Can you have kids with pectus excavatum?

Can you have kids with pectus excavatum?

We take a conservative approach and, in most cases, children with pectus excavatum can live a normal, active childhood without needing surgery. In more severe cases, treatment includes surgery to stop a child’s breastbone from pushing on their heart and lungs.

Can you have mild pectus excavatum?

Pectus excavatum is a chest deformity where the breastbone (sternum) appears sunken. Children with mild pectus excavatum often have no other symptoms, but more severe cases can affect the heart and lungs. The sunken chest can be fixed with surgeries like the Nuss procedure or Ravitch procedure.

Is pectus excavatum considered a birth defect?

Pectus excavatum is the most common congenital birth defect. One out of 400 babies is born with a chest wall that doesn’t form properly and becomes concave. Kids with pectus routinely have surgery.

What is a mild case of pectus excavatum?

What is mild pectus excavatum?

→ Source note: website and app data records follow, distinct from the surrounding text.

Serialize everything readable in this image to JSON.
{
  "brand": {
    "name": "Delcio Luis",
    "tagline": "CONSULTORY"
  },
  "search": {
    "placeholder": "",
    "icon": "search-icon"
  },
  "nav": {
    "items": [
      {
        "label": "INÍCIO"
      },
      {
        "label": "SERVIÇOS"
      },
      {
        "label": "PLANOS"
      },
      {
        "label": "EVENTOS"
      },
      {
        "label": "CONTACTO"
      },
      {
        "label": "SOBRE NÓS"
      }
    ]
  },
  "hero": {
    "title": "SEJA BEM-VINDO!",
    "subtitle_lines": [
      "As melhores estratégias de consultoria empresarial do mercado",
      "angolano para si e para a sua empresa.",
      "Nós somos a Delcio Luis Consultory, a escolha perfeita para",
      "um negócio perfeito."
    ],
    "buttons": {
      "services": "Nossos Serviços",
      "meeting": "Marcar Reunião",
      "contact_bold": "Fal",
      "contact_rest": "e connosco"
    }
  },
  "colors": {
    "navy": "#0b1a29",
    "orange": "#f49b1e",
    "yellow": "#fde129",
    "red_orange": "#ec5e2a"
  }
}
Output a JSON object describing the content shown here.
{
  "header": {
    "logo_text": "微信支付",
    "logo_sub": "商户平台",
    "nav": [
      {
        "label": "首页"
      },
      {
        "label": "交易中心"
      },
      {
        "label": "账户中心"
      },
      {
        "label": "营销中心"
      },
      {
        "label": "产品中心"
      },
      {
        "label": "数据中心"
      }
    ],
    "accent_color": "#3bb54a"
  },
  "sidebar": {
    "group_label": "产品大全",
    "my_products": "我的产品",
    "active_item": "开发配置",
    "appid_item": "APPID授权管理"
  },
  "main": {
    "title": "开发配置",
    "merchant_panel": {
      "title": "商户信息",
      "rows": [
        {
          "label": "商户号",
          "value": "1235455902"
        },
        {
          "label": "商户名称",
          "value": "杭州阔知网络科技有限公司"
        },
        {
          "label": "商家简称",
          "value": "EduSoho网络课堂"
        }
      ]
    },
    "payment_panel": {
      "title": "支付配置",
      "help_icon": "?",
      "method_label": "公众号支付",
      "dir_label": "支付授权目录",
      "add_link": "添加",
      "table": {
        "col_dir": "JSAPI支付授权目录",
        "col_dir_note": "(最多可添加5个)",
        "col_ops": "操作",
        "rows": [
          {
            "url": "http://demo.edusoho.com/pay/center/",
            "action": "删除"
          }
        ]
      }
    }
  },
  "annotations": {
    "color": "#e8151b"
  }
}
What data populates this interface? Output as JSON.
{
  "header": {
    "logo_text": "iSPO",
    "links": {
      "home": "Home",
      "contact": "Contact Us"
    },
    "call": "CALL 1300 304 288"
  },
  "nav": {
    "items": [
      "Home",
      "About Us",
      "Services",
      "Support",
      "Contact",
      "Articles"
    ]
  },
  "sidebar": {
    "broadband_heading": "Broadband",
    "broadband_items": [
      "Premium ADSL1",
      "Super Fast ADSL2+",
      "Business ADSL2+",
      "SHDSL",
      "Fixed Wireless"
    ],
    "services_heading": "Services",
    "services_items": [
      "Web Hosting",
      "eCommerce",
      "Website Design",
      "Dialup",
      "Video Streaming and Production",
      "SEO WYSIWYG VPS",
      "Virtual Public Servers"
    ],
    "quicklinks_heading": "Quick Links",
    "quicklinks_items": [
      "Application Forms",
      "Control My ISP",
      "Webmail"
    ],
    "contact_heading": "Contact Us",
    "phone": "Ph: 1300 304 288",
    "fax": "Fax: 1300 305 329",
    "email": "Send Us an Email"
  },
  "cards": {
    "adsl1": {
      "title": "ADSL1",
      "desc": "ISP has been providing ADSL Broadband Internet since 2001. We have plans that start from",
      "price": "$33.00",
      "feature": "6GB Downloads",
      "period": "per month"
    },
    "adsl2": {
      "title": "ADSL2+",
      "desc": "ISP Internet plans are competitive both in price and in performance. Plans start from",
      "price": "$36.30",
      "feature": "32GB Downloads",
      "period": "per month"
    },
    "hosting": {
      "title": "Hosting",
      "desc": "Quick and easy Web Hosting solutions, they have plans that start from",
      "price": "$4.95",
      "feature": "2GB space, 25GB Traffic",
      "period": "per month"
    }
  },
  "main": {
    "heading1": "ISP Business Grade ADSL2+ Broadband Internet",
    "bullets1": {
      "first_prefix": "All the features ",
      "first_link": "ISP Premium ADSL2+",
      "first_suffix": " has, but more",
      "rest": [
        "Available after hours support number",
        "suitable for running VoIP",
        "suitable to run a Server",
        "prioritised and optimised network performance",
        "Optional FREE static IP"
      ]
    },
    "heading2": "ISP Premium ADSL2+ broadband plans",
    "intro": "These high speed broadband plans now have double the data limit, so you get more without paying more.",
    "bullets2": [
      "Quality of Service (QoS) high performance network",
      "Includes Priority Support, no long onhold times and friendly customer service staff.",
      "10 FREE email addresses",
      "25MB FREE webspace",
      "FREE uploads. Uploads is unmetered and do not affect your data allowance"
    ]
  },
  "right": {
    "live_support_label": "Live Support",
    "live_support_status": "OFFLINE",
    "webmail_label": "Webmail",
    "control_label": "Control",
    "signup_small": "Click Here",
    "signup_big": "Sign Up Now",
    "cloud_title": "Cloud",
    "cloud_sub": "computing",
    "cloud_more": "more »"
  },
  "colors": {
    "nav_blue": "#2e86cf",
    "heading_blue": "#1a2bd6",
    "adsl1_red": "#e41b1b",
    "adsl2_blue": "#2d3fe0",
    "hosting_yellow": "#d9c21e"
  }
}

If you notice a small dent in your chest, however, don’t have any physical symptoms, you likely have a mild case of pectus excavatum. A normal chest has a Haller index of 2 or less.

Is pectus excavatum inherited?

Conclusions: Pedigree analysis of 34 families provides evidence that pectus excavatum is an inherited disorder, possibly of connective tissue. Although some families demonstrate apparent Mendelian inheritance, most appear to be multifactorial.

How do you fix a mild pectus excavatum?

Pectus excavatum can be surgically repaired, but surgery is usually reserved for people who have moderate to severe signs and symptoms. People who have mild signs and symptoms may be helped by physical therapy. Certain exercises can improve posture and increase the degree to which the chest can expand.

How common is pectus excavatum in females?

Pectus excavatum (PE) or funnel chest is a congenital chest wall deformity with an incidence of 1 in 400 live births and a maleto-female ratio of 4:1 [1,2].